== DATA FOR THIS TASK

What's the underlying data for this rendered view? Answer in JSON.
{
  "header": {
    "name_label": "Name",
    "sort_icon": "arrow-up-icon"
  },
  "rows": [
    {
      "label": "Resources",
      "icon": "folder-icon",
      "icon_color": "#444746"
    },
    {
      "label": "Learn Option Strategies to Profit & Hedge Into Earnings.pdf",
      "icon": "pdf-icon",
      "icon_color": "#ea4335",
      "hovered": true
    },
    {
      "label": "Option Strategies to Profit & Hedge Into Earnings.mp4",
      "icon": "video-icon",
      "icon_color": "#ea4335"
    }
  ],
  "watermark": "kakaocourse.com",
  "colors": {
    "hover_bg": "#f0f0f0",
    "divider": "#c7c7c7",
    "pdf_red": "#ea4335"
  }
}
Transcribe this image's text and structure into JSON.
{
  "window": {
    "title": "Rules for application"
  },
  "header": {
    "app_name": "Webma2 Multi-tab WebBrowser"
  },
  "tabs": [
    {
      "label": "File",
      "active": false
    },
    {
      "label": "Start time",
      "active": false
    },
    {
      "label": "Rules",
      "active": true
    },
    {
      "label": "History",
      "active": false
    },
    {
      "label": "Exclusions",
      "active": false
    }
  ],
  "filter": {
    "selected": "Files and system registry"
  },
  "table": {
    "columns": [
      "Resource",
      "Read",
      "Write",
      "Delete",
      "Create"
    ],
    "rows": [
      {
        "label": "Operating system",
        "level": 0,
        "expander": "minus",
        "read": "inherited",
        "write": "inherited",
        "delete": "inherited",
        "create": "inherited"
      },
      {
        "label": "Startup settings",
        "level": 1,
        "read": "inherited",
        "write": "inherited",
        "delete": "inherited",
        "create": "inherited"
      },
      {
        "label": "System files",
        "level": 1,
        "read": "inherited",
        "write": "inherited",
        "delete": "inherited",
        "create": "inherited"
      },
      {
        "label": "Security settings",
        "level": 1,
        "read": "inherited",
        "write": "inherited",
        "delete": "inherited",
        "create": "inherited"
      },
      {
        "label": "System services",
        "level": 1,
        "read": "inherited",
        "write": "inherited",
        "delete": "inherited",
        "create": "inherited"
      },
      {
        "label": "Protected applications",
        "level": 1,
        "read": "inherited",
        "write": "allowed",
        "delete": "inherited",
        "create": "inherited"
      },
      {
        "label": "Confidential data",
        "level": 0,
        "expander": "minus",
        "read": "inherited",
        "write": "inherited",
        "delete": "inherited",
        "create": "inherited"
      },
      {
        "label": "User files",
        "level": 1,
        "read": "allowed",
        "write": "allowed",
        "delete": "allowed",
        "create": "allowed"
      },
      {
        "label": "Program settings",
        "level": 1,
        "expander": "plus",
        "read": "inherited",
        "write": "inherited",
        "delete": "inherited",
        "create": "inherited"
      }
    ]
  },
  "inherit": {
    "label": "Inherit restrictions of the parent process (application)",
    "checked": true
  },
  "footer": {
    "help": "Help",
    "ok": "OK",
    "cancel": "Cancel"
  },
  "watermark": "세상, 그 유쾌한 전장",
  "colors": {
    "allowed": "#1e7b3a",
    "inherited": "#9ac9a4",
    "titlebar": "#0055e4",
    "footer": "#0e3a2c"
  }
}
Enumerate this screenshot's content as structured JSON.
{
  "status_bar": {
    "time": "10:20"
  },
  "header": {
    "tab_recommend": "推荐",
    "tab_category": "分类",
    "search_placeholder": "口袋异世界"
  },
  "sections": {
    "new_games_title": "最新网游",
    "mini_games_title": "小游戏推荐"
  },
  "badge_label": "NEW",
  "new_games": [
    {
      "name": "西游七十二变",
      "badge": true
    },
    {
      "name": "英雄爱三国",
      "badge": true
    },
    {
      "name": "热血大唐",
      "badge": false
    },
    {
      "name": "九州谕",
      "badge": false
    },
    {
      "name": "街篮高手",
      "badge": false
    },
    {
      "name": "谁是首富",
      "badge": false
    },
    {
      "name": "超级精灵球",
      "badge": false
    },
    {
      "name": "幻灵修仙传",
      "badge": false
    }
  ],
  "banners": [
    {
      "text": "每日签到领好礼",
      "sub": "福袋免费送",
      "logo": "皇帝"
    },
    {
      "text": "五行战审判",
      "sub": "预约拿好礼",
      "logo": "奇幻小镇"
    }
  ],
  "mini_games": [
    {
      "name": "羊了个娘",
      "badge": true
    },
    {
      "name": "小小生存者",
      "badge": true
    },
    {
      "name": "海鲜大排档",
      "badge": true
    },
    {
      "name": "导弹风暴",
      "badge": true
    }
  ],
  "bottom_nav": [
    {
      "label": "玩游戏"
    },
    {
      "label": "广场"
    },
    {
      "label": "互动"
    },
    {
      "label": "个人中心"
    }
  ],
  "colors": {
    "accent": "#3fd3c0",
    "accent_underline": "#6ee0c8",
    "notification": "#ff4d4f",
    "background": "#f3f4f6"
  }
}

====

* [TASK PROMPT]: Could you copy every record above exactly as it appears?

* [ANSWER TO THIS EXERCISE]:
What's the underlying data for this rendered view? Answer in JSON.
{
  "header": {
    "name_label": "Name",
    "sort_icon": "arrow-up-icon"
  },
  "rows": [
    {
      "label": "Resources",
      "icon": "folder-icon",
      "icon_color": "#444746"
    },
    {
      "label": "Learn Option Strategies to Profit & Hedge Into Earnings.pdf",
      "icon": "pdf-icon",
      "icon_color": "#ea4335",
      "hovered": true
    },
    {
      "label": "Option Strategies to Profit & Hedge Into Earnings.mp4",
      "icon": "video-icon",
      "icon_color": "#ea4335"
    }
  ],
  "watermark": "kakaocourse.com",
  "colors": {
    "hover_bg": "#f0f0f0",
    "divider": "#c7c7c7",
    "pdf_red": "#ea4335"
  }
}
Transcribe this image's text and structure into JSON.
{
  "window": {
    "title": "Rules for application"
  },
  "header": {
    "app_name": "Webma2 Multi-tab WebBrowser"
  },
  "tabs": [
    {
      "label": "File",
      "active": false
    },
    {
      "label": "Start time",
      "active": false
    },
    {
      "label": "Rules",
      "active": true
    },
    {
      "label": "History",
      "active": false
    },
    {
      "label": "Exclusions",
      "active": false
    }
  ],
  "filter": {
    "selected": "Files and system registry"
  },
  "table": {
    "columns": [
      "Resource",
      "Read",
      "Write",
      "Delete",
      "Create"
    ],
    "rows": [
      {
        "label": "Operating system",
        "level": 0,
        "expander": "minus",
        "read": "inherited",
        "write": "inherited",
        "delete": "inherited",
        "create": "inherited"
      },
      {
        "label": "Startup settings",
        "level": 1,
        "read": "inherited",
        "write": "inherited",
        "delete": "inherited",
        "create": "inherited"
      },
      {
        "label": "System files",
        "level": 1,
        "read": "inherited",
        "write": "inherited",
        "delete": "inherited",
        "create": "inherited"
      },
      {
        "label": "Security settings",
        "level": 1,
        "read": "inherited",
        "write": "inherited",
        "delete": "inherited",
        "create": "inherited"
      },
      {
        "label": "System services",
        "level": 1,
        "read": "inherited",
        "write": "inherited",
        "delete": "inherited",
        "create": "inherited"
      },
      {
        "label": "Protected applications",
        "level": 1,
        "read": "inherited",
        "write": "allowed",
        "delete": "inherited",
        "create": "inherited"
      },
      {
        "label": "Confidential data",
        "level": 0,
        "expander": "minus",
        "read": "inherited",
        "write": "inherited",
        "delete": "inherited",
        "create": "inherited"
      },
      {
        "label": "User files",
        "level": 1,
        "read": "allowed",
        "write": "allowed",
        "delete": "allowed",
        "create": "allowed"
      },
      {
        "label": "Program settings",
        "level": 1,
        "expander": "plus",
        "read": "inherited",
        "write": "inherited",
        "delete": "inherited",
        "create": "inherited"
      }
    ]
  },
  "inherit": {
    "label": "Inherit restrictions of the parent process (application)",
    "checked": true
  },
  "footer": {
    "help": "Help",
    "ok": "OK",
    "cancel": "Cancel"
  },
  "watermark": "세상, 그 유쾌한 전장",
  "colors": {
    "allowed": "#1e7b3a",
    "inherited": "#9ac9a4",
    "titlebar": "#0055e4",
    "footer": "#0e3a2c"
  }
}
Enumerate this screenshot's content as structured JSON.
{
  "status_bar": {
    "time": "10:20"
  },
  "header": {
    "tab_recommend": "推荐",
    "tab_category": "分类",
    "search_placeholder": "口袋异世界"
  },
  "sections": {
    "new_games_title": "最新网游",
    "mini_games_title": "小游戏推荐"
  },
  "badge_label": "NEW",
  "new_games": [
    {
      "name": "西游七十二变",
      "badge": true
    },
    {
      "name": "英雄爱三国",
      "badge": true
    },
    {
      "name": "热血大唐",
      "badge": false
    },
    {
      "name": "九州谕",
      "badge": false
    },
    {
      "name": "街篮高手",
      "badge": false
    },
    {
      "name": "谁是首富",
      "badge": false
    },
    {
      "name": "超级精灵球",
      "badge": false
    },
    {
      "name": "幻灵修仙传",
      "badge": false
    }
  ],
  "banners": [
    {
      "text": "每日签到领好礼",
      "sub": "福袋免费送",
      "logo": "皇帝"
    },
    {
      "text": "五行战审判",
      "sub": "预约拿好礼",
      "logo": "奇幻小镇"
    }
  ],
  "mini_games": [
    {
      "name": "羊了个娘",
      "badge": true
    },
    {
      "name": "小小生存者",
      "badge": true
    },
    {
      "name": "海鲜大排档",
      "badge": true
    },
    {
      "name": "导弹风暴",
      "badge": true
    }
  ],
  "bottom_nav": [
    {
      "label": "玩游戏"
    },
    {
      "label": "广场"
    },
    {
      "label": "互动"
    },
    {
      "label": "个人中心"
    }
  ],
  "colors": {
    "accent": "#3fd3c0",
    "accent_underline": "#6ee0c8",
    "notification": "#ff4d4f",
    "background": "#f3f4f6"
  }
}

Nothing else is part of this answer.